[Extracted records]
######

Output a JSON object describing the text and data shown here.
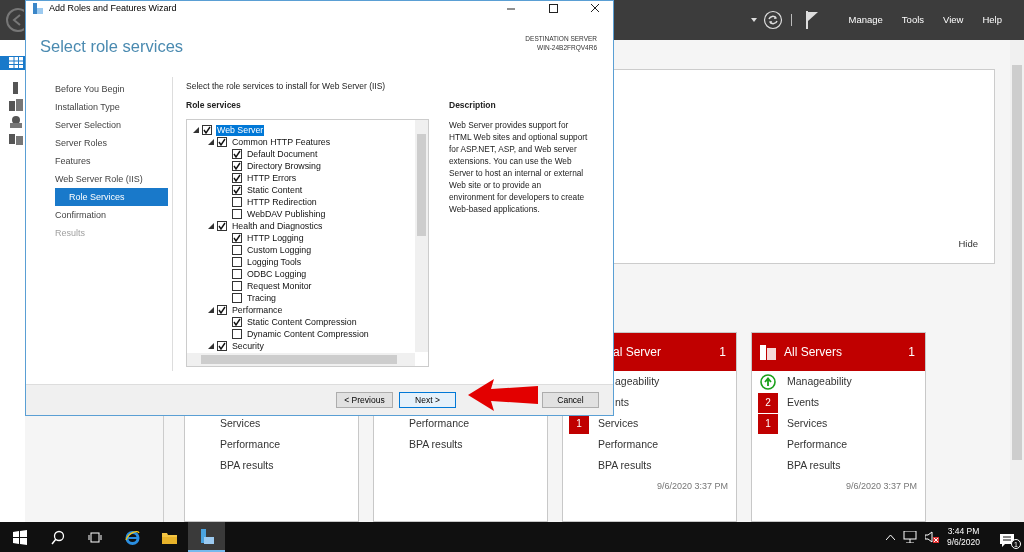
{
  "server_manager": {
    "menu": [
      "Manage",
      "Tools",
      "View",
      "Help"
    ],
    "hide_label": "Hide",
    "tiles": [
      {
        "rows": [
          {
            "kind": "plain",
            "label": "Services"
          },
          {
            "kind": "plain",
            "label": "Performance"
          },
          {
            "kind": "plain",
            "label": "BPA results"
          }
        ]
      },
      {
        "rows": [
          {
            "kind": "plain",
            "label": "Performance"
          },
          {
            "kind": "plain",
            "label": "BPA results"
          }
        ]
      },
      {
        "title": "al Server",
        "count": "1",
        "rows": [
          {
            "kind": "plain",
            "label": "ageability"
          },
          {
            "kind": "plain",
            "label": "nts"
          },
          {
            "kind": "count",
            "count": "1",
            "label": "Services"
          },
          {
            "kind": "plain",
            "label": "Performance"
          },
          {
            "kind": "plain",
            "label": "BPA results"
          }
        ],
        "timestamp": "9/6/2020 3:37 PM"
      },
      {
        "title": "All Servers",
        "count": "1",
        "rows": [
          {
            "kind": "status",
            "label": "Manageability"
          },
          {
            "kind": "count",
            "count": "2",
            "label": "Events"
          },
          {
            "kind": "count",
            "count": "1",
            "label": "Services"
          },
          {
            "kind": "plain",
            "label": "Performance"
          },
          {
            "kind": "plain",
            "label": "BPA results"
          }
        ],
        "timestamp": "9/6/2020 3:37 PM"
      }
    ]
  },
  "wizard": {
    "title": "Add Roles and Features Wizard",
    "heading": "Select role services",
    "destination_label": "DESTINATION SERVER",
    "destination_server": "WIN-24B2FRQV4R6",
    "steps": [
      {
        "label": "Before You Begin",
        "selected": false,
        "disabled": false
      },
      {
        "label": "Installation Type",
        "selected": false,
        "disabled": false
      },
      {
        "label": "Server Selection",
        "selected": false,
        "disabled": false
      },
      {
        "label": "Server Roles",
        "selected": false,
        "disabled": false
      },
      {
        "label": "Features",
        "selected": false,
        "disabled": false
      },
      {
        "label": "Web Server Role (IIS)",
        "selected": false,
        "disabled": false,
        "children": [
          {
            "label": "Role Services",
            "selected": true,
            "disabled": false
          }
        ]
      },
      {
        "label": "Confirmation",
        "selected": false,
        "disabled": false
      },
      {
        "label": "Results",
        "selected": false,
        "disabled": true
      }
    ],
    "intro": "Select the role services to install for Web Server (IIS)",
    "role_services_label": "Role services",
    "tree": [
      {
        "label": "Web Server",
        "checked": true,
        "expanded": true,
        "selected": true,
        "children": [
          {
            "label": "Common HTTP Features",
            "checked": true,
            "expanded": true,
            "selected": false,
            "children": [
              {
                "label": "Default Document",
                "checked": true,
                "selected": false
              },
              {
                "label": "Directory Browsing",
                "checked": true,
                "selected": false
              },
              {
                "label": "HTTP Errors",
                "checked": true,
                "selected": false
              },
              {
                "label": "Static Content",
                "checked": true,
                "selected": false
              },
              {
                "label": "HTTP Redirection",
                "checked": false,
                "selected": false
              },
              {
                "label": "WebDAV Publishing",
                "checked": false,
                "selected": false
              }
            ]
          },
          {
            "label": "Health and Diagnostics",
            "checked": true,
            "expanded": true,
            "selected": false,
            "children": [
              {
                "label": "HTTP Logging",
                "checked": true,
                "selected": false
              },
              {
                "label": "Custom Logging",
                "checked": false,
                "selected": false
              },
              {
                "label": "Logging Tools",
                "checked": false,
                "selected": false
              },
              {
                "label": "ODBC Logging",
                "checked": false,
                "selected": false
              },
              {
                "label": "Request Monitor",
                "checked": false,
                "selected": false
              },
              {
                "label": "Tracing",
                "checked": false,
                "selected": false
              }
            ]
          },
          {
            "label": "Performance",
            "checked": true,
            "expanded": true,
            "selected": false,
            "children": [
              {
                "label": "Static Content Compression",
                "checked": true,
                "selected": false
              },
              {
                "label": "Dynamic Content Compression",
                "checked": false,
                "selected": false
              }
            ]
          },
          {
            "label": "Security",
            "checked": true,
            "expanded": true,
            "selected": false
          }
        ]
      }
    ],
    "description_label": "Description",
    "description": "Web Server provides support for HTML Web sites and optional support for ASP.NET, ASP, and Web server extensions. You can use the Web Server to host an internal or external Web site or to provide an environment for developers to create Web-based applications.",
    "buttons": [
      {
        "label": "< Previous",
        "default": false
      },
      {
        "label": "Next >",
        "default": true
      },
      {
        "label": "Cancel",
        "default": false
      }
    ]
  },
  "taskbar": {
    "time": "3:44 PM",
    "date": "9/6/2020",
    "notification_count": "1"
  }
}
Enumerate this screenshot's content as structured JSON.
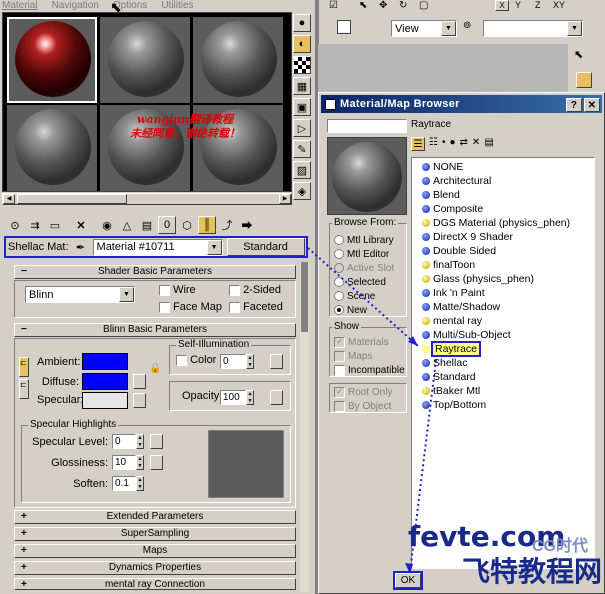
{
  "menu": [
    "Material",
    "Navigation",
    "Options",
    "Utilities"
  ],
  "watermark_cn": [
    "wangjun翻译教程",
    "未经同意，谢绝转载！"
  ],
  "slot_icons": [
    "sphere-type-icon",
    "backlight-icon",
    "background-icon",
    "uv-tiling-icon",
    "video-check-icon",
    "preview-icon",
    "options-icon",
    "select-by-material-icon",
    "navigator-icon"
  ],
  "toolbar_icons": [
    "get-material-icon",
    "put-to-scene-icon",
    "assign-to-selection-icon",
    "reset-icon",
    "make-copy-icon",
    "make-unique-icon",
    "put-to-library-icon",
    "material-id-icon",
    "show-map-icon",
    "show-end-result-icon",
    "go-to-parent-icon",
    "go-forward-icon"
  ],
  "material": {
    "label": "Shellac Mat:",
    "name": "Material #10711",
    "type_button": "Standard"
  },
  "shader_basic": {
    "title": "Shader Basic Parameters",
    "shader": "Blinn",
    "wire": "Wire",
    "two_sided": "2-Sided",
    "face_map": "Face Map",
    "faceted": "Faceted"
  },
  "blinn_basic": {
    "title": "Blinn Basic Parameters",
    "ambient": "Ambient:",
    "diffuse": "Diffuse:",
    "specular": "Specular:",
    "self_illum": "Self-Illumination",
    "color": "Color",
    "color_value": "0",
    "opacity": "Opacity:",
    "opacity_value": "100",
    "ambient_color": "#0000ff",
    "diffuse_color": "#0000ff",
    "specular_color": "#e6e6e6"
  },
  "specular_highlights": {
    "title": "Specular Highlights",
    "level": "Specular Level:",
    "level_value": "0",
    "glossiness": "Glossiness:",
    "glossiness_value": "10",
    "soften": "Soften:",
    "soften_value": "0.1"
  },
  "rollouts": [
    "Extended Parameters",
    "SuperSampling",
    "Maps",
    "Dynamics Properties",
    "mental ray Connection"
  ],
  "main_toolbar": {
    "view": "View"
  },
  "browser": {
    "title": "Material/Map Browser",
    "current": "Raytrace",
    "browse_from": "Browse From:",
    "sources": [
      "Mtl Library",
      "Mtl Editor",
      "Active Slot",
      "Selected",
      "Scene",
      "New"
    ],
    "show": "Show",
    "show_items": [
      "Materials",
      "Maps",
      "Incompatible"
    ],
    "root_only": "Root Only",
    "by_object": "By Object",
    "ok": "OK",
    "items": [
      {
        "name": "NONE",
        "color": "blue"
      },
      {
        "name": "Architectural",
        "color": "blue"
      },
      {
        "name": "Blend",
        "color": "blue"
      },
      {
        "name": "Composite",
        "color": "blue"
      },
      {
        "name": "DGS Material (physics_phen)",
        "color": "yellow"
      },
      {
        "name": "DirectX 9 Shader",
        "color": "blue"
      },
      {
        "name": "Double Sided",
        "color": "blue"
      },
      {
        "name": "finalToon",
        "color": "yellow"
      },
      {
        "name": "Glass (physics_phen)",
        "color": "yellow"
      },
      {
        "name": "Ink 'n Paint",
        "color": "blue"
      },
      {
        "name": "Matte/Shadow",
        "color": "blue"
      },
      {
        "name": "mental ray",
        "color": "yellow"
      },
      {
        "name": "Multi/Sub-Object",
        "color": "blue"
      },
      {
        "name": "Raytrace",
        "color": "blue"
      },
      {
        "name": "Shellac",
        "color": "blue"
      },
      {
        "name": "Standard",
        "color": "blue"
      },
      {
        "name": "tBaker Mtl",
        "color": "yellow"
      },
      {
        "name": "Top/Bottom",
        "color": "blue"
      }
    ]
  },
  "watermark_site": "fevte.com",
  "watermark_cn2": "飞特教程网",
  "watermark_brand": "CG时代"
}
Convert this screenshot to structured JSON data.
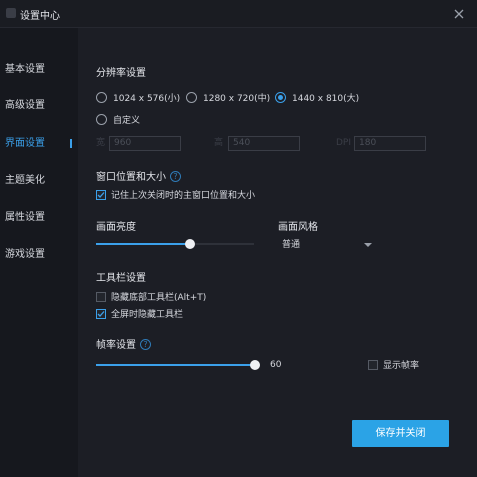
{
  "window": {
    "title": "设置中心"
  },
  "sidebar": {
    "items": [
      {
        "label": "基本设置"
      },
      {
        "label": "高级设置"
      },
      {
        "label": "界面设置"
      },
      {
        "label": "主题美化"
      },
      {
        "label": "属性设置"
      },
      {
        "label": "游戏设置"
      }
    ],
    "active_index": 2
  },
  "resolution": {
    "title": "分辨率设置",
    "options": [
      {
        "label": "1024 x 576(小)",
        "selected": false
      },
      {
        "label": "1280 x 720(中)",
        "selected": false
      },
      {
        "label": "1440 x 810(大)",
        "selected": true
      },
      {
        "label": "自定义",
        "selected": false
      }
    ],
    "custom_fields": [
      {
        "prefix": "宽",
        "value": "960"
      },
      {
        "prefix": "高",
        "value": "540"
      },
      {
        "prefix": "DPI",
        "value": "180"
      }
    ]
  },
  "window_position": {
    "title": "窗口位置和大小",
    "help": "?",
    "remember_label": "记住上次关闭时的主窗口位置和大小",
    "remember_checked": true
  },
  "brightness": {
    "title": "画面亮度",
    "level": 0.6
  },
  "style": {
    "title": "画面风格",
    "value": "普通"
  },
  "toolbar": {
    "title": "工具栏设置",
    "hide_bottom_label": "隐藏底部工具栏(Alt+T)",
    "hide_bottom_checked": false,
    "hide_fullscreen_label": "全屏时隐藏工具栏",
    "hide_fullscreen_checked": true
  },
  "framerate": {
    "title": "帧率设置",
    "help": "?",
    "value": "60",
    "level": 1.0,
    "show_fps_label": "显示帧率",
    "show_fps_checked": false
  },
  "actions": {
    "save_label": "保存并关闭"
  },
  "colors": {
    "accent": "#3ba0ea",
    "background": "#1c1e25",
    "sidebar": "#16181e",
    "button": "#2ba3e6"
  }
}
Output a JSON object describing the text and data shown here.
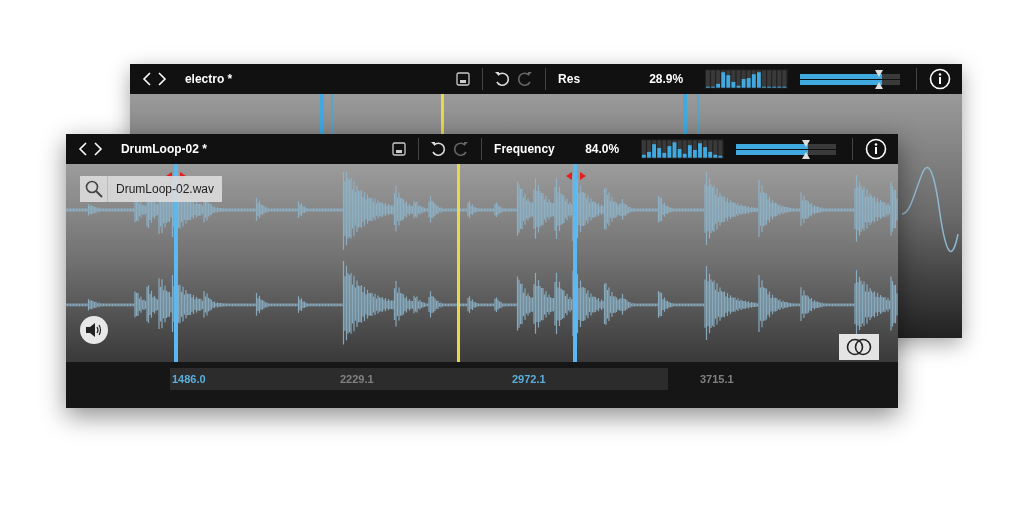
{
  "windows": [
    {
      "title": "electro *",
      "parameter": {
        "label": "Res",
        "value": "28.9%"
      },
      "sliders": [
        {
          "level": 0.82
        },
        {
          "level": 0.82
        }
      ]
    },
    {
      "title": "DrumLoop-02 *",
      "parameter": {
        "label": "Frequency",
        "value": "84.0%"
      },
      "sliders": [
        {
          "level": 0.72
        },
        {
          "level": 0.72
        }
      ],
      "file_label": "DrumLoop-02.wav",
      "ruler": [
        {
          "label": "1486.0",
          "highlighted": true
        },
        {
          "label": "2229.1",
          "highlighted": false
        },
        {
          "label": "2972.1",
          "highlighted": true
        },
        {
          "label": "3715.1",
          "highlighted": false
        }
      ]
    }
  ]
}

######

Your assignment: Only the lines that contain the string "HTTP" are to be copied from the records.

Exercise solution:
            "label": "Common HTTP Features",
                "label": "HTTP Errors",
                "label": "HTTP Redirection",
                "label": "HTTP Logging",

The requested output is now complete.